Alien: Covenant also suffers from a generally boring cast of characters. These people are all clearly meant as stand-ins for characters we’ve seen prior but they’re all pretty disposable. Katherine Waterston’s Daniels is clearly meant to echo Sigourney Weaver’s Ripley, but the character arc is not nearly as powerful as it is in Alien and for all of Waterston’s talents as an actress she isn’t able to bring the same presence to Daniels as Weaver did to Ripley. Billy Cudrup has a role as Covenant’s captain and while the character’s religious convictions are emphasized, they don’t really go anywhere nor do they add anything. The rest of the cast is completely forgettable in spite of the presence of charismatic performers like Demian Bichir and Danny McBride. Say what you will about the simplistic characterizations of Prometheus, but at least that film had some inkling of character. The one actor who does stand out is, unsurprisingly, Michael Fassbender in dual roles as David and Walter. David has evolved in interesting ways while Walter’s quiet humility contrasts nicely with David’s eccentricity and ego. The scenes with both characters together are some of the film’s best and it’s really rewarding to watch Fassbender play off himself. David in particular remains a really strong character and his presence alone does a lot to elevate Alien: Covenant.
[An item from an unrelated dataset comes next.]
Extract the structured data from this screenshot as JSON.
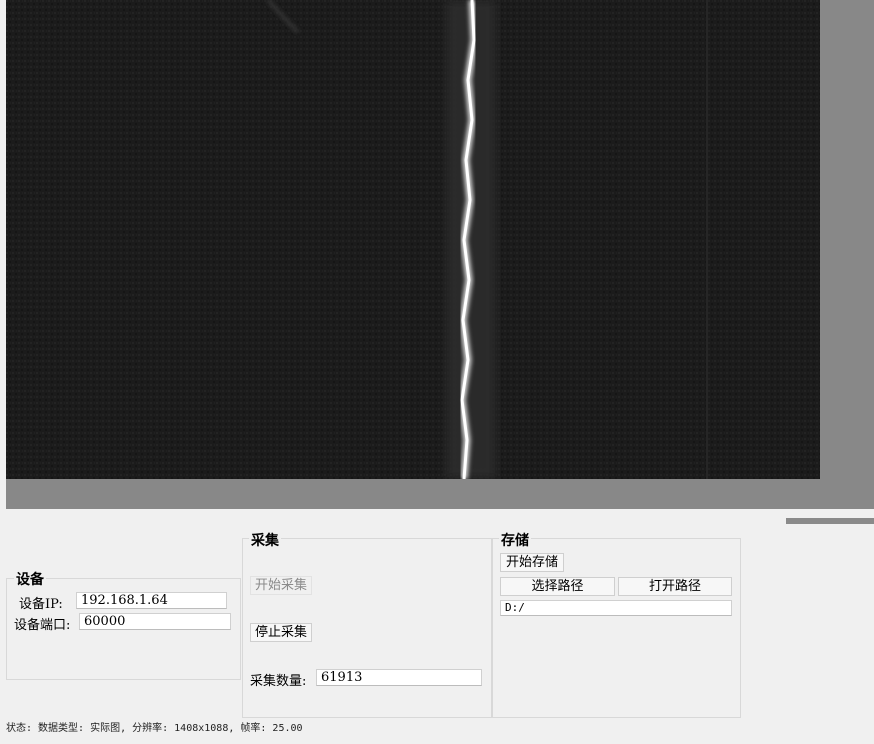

The other major positive Alien: Covenant has going for it is Ridley Scott in the director’s chair. Through thick and thin, Scott has always remained an amazing visual filmmaker and indeed Covenant looks hauntingly beautiful. It’s clear Scott spent a lot of time crafting his scenes and his passion for this world is well on display. Compared to Scott’s ground-breaking work on the original Alien or Blade Runner, Covenant may not seem so special, but compared to the average blockbuster the film certainly stands out. The cold blue cinematography feels entirely appropriate, Scott does some really striking stuff with lighting, and the production design is pretty great. These technical aspects and visual ambition do a lot to elevate the film and while the screenplay does have a lot of problems, there are some interesting ideas too. I won’t go into spoilers, but I like the premise of what David is doing and while the film does sort of backtrack away from the lofty goals of Prometheus, the way the film does so is still enticing and does feel strangely appropriate.
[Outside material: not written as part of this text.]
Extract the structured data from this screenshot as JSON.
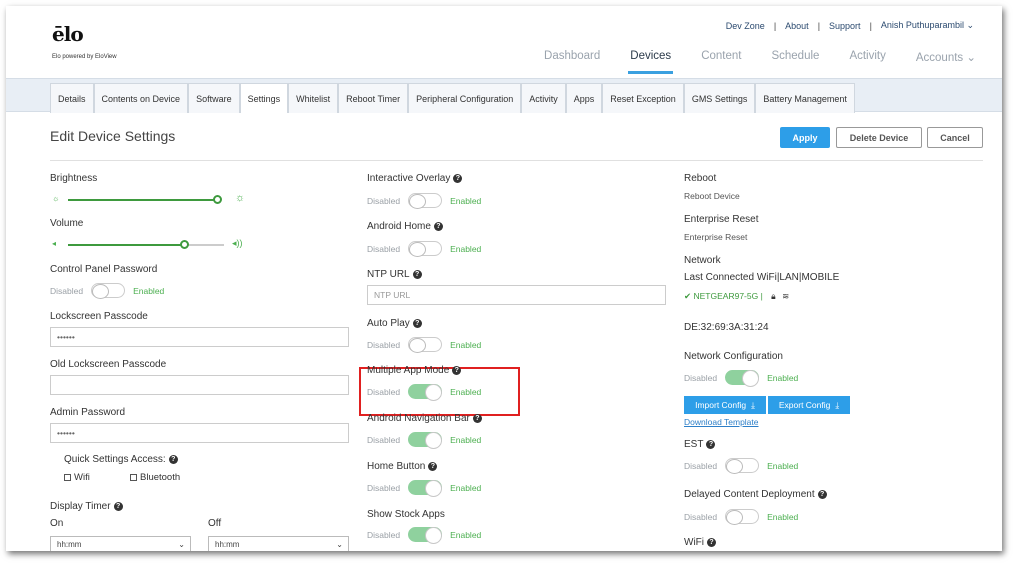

So overall, is Alien: Covenant a good movie? I’m not really sure. It’s a messy film, even more so than Prometheus which, for all its shortcomings at least had some pretty firm goals and an ambition to try something new with the franchise. Covenant is much more content to rest on the series’ laurels and doesn’t even execute spectacularly well on the franchise formula. Still, I won’t deny that the film did compel me. From the dual Fassbender performances, to the rich visuals, to some of the film’s weirder elements, Alien: Covenant is enticing. This isn’t something I think anyone really needs to see, but it is an interesting little chapter in the Alien saga.
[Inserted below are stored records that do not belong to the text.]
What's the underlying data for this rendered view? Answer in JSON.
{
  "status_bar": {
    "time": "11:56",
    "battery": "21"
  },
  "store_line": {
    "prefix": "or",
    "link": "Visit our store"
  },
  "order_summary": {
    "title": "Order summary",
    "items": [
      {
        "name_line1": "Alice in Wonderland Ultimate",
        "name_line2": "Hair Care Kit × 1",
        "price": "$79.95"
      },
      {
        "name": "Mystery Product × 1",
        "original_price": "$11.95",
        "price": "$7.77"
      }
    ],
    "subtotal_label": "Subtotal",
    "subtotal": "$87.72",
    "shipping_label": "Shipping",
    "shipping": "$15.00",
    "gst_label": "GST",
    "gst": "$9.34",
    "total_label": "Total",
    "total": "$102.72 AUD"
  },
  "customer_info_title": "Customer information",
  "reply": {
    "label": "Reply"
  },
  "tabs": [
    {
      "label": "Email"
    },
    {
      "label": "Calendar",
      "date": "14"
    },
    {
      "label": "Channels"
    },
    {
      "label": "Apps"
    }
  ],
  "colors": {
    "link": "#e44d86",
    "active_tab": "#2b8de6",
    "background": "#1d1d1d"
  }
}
Leave a Reply

Fill in your details below or click an icon to log in: Logo

You are commenting using your account. Log Out /  Change )

Google photo

You are commenting using your Google account. Log Out /  Change )

Twitter picture

You are commenting using your Twitter account. Log Out /  Change )

Facebook photo

You are commenting using your Facebook account. Log Out /  Change )

Connecting to %s